Web page and app entries
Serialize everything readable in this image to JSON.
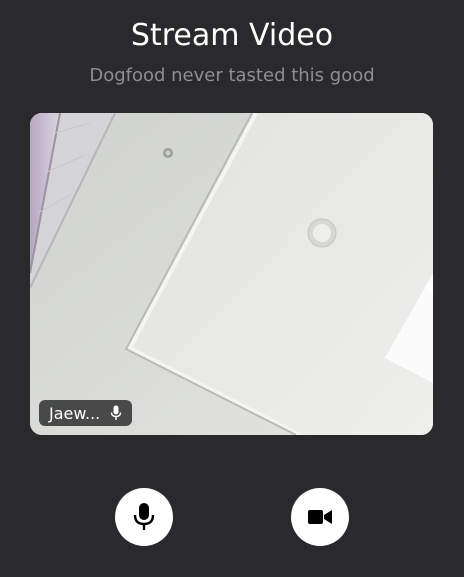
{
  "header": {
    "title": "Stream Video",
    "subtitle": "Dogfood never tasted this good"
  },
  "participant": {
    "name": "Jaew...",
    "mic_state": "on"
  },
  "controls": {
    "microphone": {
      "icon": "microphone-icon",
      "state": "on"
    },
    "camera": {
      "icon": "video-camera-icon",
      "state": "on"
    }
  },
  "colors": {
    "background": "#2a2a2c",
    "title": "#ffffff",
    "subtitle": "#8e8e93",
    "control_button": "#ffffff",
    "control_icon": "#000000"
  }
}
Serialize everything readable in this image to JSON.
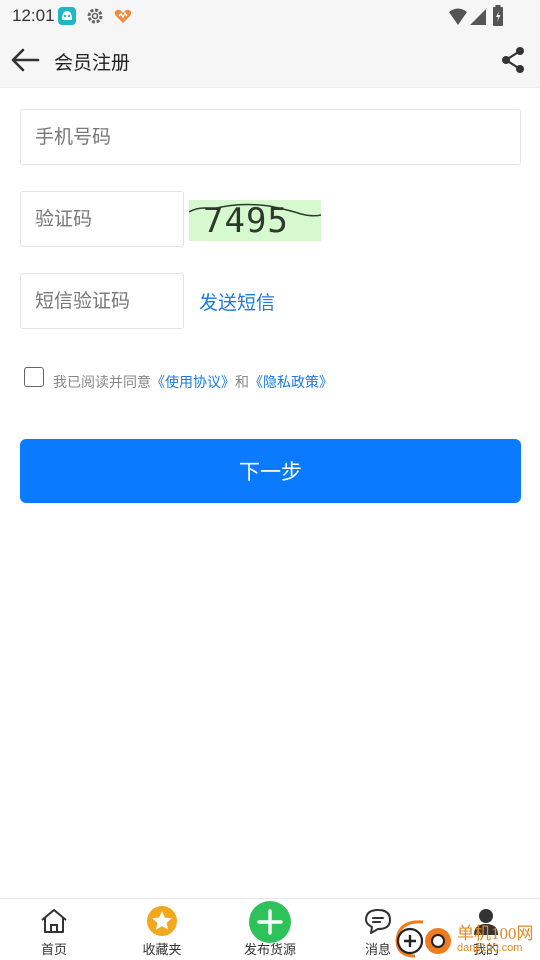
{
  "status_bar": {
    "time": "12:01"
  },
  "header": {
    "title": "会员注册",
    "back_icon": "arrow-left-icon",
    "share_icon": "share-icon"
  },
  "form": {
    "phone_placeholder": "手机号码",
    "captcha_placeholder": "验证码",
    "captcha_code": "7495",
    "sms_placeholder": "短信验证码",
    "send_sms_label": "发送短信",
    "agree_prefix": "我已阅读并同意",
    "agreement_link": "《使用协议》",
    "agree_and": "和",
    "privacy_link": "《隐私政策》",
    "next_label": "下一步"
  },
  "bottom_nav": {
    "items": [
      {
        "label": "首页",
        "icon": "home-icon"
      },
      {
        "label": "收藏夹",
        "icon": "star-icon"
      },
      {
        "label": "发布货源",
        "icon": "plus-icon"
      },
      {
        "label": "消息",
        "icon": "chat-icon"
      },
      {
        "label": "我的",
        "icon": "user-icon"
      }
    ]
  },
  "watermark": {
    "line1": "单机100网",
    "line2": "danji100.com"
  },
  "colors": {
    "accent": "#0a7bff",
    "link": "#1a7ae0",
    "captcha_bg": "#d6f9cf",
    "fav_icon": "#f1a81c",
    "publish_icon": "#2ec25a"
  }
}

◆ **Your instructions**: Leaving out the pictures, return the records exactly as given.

◆ **Solved exercise**:
Serialize everything readable in this image to JSON.
{
  "header": {
    "title": "Stream Video",
    "subtitle": "Dogfood never tasted this good"
  },
  "participant": {
    "name": "Jaew...",
    "mic_state": "on"
  },
  "controls": {
    "microphone": {
      "icon": "microphone-icon",
      "state": "on"
    },
    "camera": {
      "icon": "video-camera-icon",
      "state": "on"
    }
  },
  "colors": {
    "background": "#2a2a2c",
    "title": "#ffffff",
    "subtitle": "#8e8e93",
    "control_button": "#ffffff",
    "control_icon": "#000000"
  }
}
Serialize everything readable in this image to JSON.
{
  "status_bar": {
    "time": "12:01"
  },
  "header": {
    "title": "会员注册",
    "back_icon": "arrow-left-icon",
    "share_icon": "share-icon"
  },
  "form": {
    "phone_placeholder": "手机号码",
    "captcha_placeholder": "验证码",
    "captcha_code": "7495",
    "sms_placeholder": "短信验证码",
    "send_sms_label": "发送短信",
    "agree_prefix": "我已阅读并同意",
    "agreement_link": "《使用协议》",
    "agree_and": "和",
    "privacy_link": "《隐私政策》",
    "next_label": "下一步"
  },
  "bottom_nav": {
    "items": [
      {
        "label": "首页",
        "icon": "home-icon"
      },
      {
        "label": "收藏夹",
        "icon": "star-icon"
      },
      {
        "label": "发布货源",
        "icon": "plus-icon"
      },
      {
        "label": "消息",
        "icon": "chat-icon"
      },
      {
        "label": "我的",
        "icon": "user-icon"
      }
    ]
  },
  "watermark": {
    "line1": "单机100网",
    "line2": "danji100.com"
  },
  "colors": {
    "accent": "#0a7bff",
    "link": "#1a7ae0",
    "captcha_bg": "#d6f9cf",
    "fav_icon": "#f1a81c",
    "publish_icon": "#2ec25a"
  }
}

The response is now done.